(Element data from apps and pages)
◆ ◆ ◆

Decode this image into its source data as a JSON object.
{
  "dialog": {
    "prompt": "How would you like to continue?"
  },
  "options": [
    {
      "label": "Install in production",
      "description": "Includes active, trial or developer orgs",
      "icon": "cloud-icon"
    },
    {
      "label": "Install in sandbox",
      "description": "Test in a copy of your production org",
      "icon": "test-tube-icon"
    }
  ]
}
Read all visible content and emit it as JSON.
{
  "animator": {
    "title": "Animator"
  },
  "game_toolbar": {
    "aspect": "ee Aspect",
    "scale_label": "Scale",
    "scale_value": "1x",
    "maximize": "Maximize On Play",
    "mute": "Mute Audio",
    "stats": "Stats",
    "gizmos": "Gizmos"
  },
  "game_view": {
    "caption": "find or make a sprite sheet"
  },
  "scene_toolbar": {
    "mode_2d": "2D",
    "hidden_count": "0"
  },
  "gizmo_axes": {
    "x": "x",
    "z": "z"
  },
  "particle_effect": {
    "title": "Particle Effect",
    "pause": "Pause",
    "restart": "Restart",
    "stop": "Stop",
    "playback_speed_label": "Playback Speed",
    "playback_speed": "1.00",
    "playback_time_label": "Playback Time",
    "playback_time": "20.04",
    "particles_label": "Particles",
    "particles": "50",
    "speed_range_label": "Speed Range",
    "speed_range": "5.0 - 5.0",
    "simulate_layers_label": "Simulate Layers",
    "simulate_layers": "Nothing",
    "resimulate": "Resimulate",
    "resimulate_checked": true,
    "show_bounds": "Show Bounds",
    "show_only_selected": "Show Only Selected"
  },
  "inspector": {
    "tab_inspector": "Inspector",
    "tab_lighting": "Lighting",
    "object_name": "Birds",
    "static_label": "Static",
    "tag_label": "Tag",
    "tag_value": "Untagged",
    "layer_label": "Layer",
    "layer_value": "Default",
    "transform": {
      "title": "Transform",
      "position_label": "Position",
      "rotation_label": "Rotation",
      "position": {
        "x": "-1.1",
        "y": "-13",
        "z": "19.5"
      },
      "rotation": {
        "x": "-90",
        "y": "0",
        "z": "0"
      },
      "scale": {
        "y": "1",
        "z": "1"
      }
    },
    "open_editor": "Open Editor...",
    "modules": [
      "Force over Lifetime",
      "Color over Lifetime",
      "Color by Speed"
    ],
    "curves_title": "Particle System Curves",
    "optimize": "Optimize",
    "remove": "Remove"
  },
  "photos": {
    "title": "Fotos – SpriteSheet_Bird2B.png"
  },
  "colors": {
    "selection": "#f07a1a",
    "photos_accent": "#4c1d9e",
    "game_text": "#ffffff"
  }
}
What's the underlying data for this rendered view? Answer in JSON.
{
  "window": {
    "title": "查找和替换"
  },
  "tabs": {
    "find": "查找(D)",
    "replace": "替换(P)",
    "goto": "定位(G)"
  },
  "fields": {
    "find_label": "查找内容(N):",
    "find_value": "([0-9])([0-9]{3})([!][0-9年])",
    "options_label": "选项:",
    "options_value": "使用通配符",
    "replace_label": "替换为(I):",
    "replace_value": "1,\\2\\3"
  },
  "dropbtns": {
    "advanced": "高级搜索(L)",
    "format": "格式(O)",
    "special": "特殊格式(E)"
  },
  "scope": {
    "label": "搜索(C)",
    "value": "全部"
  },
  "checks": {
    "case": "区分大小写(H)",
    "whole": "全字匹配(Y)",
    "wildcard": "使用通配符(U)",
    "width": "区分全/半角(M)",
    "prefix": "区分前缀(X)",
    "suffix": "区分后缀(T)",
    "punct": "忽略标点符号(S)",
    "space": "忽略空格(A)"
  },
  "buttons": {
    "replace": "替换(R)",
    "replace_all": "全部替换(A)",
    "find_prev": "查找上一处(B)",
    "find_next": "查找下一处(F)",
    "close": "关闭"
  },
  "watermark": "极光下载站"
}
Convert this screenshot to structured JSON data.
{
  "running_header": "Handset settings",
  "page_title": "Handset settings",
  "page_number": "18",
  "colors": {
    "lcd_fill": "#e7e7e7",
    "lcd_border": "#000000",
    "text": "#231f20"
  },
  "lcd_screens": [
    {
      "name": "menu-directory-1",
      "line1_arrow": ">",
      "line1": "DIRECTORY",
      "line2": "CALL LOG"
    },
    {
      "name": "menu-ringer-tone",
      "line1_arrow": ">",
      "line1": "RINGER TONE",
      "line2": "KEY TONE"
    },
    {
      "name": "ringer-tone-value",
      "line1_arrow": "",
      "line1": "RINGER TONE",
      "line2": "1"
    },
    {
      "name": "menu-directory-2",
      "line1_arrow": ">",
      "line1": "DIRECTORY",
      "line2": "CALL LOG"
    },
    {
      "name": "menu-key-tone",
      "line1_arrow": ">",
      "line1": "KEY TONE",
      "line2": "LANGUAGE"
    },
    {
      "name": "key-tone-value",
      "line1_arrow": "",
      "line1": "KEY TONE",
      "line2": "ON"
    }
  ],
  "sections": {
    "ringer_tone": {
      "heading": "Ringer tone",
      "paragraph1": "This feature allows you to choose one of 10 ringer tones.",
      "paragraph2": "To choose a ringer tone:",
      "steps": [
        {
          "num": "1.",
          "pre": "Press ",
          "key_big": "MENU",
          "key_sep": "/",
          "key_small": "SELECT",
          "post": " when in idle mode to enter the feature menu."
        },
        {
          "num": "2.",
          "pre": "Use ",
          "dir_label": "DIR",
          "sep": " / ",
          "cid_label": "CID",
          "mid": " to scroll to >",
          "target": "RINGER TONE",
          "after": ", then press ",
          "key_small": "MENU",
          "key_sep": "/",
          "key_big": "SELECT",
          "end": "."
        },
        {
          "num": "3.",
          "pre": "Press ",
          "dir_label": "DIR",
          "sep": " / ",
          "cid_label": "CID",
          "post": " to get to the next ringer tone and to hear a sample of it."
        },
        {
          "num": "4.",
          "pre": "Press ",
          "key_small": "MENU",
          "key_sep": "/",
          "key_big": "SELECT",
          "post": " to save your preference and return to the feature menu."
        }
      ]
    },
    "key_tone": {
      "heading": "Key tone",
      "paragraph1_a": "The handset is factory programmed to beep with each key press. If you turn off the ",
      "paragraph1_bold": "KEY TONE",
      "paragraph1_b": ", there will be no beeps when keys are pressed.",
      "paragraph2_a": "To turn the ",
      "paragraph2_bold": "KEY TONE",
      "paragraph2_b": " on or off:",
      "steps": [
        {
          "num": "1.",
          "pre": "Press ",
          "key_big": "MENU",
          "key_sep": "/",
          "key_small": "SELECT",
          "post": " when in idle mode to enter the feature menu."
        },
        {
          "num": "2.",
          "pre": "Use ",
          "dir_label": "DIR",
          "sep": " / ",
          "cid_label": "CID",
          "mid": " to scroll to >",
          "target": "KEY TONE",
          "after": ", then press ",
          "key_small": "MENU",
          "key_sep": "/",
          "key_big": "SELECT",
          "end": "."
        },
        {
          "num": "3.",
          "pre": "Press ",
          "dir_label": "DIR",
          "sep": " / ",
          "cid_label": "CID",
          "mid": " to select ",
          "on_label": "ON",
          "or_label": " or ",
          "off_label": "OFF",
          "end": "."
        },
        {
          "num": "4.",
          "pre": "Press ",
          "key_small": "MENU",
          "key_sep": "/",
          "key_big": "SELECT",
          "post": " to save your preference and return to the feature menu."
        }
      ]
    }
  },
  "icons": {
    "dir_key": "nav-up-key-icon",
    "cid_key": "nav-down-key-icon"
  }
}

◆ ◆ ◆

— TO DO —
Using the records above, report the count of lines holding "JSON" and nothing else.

— TASK SOLUTION —
4